Without any pictures, output the records exactly as they are.

(Beginning of RAW DATA)

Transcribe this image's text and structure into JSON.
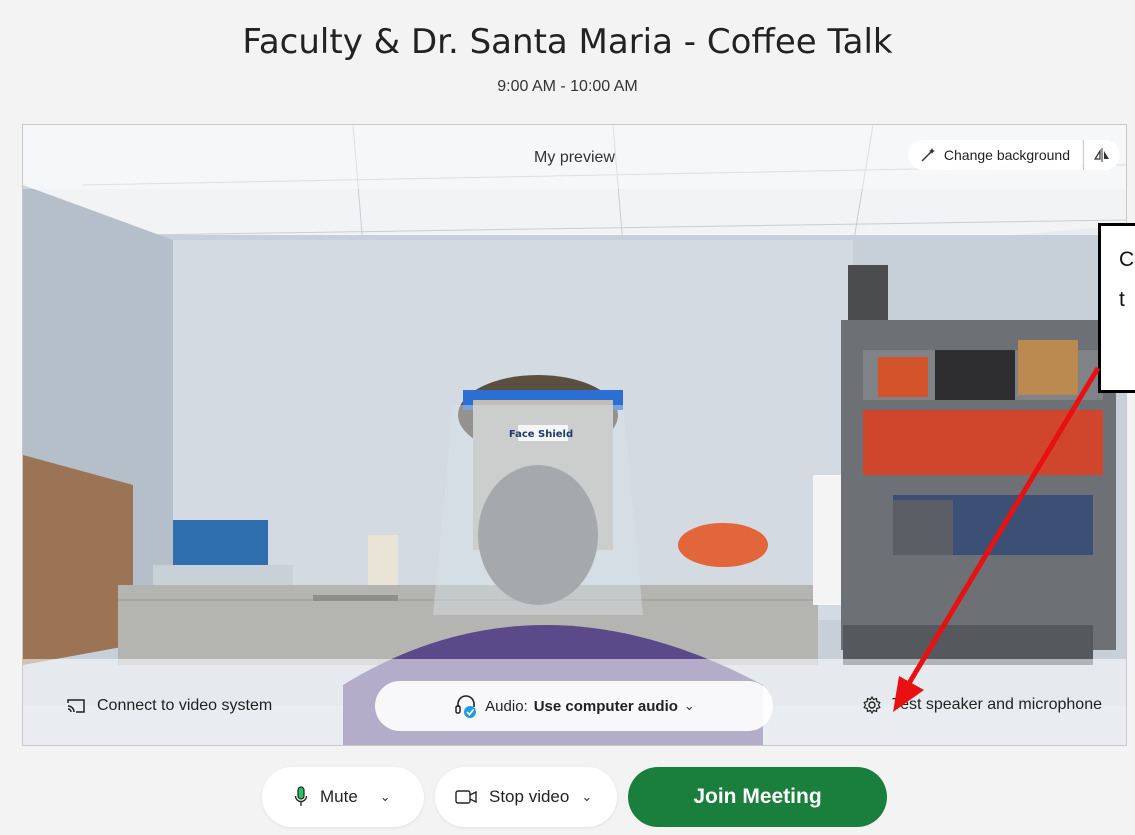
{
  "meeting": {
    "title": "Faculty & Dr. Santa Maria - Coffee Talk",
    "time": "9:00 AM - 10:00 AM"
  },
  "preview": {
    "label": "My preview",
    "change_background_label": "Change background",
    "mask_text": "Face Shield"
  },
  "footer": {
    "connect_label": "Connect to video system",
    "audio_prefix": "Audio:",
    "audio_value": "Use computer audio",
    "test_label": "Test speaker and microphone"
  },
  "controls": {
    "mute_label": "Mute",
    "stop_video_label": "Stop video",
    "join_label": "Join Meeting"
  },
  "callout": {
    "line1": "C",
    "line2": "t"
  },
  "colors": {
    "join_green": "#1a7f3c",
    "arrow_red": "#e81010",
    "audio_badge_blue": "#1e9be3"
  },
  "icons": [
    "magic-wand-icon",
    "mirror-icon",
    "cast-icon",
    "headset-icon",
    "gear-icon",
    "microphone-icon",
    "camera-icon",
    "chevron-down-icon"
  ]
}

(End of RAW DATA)

RESPONSE FOR THIS EXERCISE:
Transcribe this image's text and structure into JSON.
{
  "meeting": {
    "title": "Faculty & Dr. Santa Maria - Coffee Talk",
    "time": "9:00 AM - 10:00 AM"
  },
  "preview": {
    "label": "My preview",
    "change_background_label": "Change background",
    "mask_text": "Face Shield"
  },
  "footer": {
    "connect_label": "Connect to video system",
    "audio_prefix": "Audio:",
    "audio_value": "Use computer audio",
    "test_label": "Test speaker and microphone"
  },
  "controls": {
    "mute_label": "Mute",
    "stop_video_label": "Stop video",
    "join_label": "Join Meeting"
  },
  "callout": {
    "line1": "C",
    "line2": "t"
  },
  "colors": {
    "join_green": "#1a7f3c",
    "arrow_red": "#e81010",
    "audio_badge_blue": "#1e9be3"
  },
  "icons": [
    "magic-wand-icon",
    "mirror-icon",
    "cast-icon",
    "headset-icon",
    "gear-icon",
    "microphone-icon",
    "camera-icon",
    "chevron-down-icon"
  ]
}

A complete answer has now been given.